After almost 9 and a half miles, I saw one more snake at the base of a tree on my way out. Ugh. I don't think it was a rattlesnake but at that point it didn't matter. It was totally worth the handful of near heart attacks. I saw hundreds of healthy brook trout, 4 turtles, 3 snakes, and a porcupine. Pretty cool. Say what you want about my dislike for snakes. As long as I keep my distance and they do the same, we're all good. There's only one reason I'll willingly wander into their domain.

Fuck snakes.

Wednesday, May 27, 2015

No Shortage of Good Days

One of my professors at Drexel described trying to grasp all the engineering fundamentals in our 10-week classes as " trying to drink from a firehose." That describes fly fishing in Pennsylvania in the month of May. Bugs are popping like crazy and fish are on the prowl for their next meal. If ever there was a sure thing in fly fishing, it's that if you can make it to the river this time of year, you're gonna have a good time. Finding the time to get a taste of it all is the hard part.

I've spent more time this year than any other searching for new water and running down the stories and tips I've heard about good wild fish around my area. In some cases it's paid off and in others, I've been left scratching my head wondering what I'm missing? One thing that's for sure is there is a lot of water I won't have to spend time dreaming and wondering about anymore.

Wild Sulphur Eater
Stocked Sulphur Eater - see the difference?
The biggest thing that has been on my mind, why do I get stuck in a comfort zone fishing? Why fish the same spots over and over, when I KNOW there are fish there? There are hundreds of miles of wild trout water that I have never seen. It's the time spent exploring and looking for that next good run that keeps me searching, keeps me hungry, wondering what's around the next bend? Sure, the fish may not be as big as they are in our best wild trout water but those big fish will still be there this winter. Right now the brookies are doing back flips trying to smash bushy dry flies and I just can't ignore that.
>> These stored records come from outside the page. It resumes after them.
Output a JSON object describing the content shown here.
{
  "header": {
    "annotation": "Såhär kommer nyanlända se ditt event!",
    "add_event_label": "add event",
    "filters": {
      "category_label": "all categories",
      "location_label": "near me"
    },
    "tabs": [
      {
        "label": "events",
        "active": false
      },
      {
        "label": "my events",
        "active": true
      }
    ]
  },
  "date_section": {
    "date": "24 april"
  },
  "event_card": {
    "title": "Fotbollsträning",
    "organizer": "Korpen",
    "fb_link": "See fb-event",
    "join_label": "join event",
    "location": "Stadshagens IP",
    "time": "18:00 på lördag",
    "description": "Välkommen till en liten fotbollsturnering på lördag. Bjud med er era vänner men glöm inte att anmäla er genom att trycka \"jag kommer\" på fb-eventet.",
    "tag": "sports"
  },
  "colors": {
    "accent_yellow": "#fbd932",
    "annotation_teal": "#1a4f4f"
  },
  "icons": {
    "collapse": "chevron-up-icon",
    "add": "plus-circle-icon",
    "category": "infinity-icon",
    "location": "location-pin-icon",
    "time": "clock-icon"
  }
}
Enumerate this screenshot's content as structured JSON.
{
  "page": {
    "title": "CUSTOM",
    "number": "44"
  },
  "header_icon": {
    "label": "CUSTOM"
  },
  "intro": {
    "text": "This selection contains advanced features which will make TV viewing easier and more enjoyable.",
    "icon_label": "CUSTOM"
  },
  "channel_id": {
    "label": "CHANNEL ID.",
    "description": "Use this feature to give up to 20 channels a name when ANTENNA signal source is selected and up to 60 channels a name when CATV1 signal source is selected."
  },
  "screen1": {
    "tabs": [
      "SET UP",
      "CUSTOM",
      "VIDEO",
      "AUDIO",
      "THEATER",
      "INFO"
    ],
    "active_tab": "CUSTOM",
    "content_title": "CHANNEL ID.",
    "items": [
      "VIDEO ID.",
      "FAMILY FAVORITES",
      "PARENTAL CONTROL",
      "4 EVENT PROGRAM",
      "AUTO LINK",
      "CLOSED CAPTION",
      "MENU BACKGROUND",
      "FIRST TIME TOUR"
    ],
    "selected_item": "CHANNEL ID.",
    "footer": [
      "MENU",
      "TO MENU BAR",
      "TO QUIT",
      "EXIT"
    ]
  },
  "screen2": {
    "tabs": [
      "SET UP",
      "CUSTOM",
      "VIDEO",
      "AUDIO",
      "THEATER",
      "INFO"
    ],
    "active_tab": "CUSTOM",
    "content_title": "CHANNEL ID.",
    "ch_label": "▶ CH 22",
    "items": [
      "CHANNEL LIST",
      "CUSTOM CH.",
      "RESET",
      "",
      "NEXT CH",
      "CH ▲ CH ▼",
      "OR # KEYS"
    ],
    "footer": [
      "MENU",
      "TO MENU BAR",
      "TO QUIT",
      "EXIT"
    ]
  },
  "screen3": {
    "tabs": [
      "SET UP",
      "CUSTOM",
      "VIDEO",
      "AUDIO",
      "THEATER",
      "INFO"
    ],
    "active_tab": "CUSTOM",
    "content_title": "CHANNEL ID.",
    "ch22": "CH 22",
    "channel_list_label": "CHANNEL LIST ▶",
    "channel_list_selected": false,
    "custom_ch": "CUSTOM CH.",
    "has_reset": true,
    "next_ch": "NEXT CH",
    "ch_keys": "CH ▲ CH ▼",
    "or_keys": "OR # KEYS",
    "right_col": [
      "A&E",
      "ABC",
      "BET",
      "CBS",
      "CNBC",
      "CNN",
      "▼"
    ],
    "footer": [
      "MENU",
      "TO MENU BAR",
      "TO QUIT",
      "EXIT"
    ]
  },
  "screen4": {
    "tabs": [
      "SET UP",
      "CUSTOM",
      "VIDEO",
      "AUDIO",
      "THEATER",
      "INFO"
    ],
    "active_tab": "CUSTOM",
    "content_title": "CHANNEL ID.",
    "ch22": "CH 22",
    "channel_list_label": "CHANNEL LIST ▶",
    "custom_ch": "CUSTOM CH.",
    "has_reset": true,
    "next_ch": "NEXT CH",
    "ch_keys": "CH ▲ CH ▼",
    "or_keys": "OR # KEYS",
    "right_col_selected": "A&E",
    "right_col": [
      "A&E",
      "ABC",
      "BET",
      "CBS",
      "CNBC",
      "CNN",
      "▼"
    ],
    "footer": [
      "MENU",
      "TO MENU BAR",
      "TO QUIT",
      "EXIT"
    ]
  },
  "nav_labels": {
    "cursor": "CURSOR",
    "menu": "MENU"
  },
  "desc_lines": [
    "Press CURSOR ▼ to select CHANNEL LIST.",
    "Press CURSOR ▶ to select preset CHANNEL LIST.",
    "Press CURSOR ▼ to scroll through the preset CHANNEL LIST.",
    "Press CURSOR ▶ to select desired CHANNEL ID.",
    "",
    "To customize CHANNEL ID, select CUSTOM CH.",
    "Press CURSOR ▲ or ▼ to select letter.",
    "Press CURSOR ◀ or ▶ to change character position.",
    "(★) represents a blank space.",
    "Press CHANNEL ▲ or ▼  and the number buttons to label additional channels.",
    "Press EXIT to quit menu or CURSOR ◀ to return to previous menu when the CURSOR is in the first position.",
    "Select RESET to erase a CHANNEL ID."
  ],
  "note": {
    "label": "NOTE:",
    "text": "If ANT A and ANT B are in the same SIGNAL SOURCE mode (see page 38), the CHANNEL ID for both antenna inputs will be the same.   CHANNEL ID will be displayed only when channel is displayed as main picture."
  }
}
Musky Dom after small stream wild trout. I guess now I need to catch a musky?
Another highlight to the month of May is the annual God's Country Project Healing Waters Event. Project Healing Waters' goal is to expose Veterans to the powerful healing quality of fly fishing. It aims to heal the physical and psychological scars of war. For three days each year, the generous folks of Potter County have the honor and privilege to host Vets (usually 12-15) being treated at VA Hospitals mostly from Batavia or Erie, but some from all across the country.

The Event begins with a parade through the county where people from all around can greet the honored guests. They are then taken to the First Fork Lodge (First Fork of the Sinnemahoning) where they stay the next few nights. Over three days, they're introduced to fly casting and fly tying, and then they have the entire Trout Preserve at Big Moore's Run to match wits with huge brown and rainbow trout.
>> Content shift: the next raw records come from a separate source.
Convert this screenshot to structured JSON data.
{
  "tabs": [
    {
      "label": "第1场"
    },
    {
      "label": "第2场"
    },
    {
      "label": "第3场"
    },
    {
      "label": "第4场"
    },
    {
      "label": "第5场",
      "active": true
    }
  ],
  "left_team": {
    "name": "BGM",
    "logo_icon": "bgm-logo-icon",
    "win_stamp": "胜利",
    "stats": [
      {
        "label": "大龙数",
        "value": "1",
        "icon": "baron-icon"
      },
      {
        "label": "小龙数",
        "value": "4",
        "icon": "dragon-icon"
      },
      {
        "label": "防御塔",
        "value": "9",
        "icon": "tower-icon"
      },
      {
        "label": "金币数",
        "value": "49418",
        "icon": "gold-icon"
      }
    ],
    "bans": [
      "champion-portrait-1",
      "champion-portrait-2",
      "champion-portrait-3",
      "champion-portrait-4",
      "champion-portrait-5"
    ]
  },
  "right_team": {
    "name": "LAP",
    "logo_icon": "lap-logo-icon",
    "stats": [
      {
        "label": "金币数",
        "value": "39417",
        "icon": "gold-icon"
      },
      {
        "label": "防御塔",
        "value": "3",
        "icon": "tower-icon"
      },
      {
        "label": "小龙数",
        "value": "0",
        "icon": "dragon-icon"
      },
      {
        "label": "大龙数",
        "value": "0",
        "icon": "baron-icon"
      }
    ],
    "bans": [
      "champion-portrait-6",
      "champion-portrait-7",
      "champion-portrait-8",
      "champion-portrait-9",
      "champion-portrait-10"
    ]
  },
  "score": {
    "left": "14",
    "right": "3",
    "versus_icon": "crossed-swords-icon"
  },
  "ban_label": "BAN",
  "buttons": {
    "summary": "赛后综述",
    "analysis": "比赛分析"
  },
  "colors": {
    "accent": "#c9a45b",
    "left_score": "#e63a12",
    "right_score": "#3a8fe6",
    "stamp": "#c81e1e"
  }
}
Every year, it astounds me how thankful these guys are. "You mean, you took vacation days from your job... to spend time with me... to teach me to fly fish?" In reality, it's us, the volunteers that have the honor of spending time with these heroes who risked so much to serve our country. A few hours spent giving back to these guys is so little in comparison to what they gave for all of us. It's because of these folks that we have the rights and freedoms we enjoy every day. It's truly been an honor to meet, fish with, and talk to multiple recipients of the Medal of Honor and Purple Heart Award.
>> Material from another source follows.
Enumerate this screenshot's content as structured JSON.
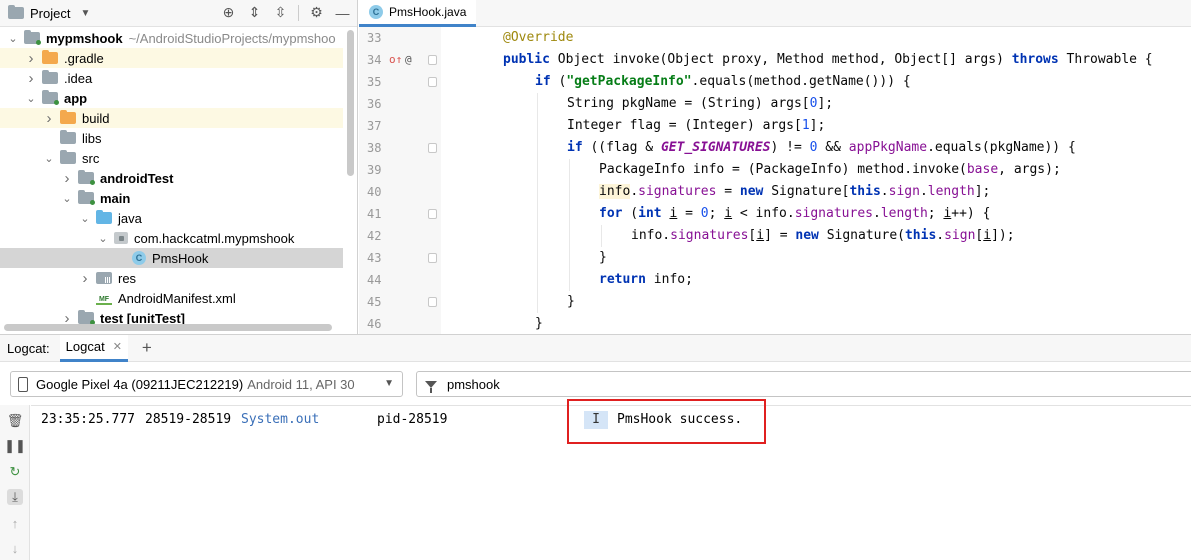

Trying to get enough good fishing in the month of May really is like trying to drink from a fire hose. The hard part is taking a minute, stepping back, and appreciating how good it really is. One thing for sure is there are no shortage of good days. I don't think the trout will notice when we flip the calendar page. Enjoy the best time of the year.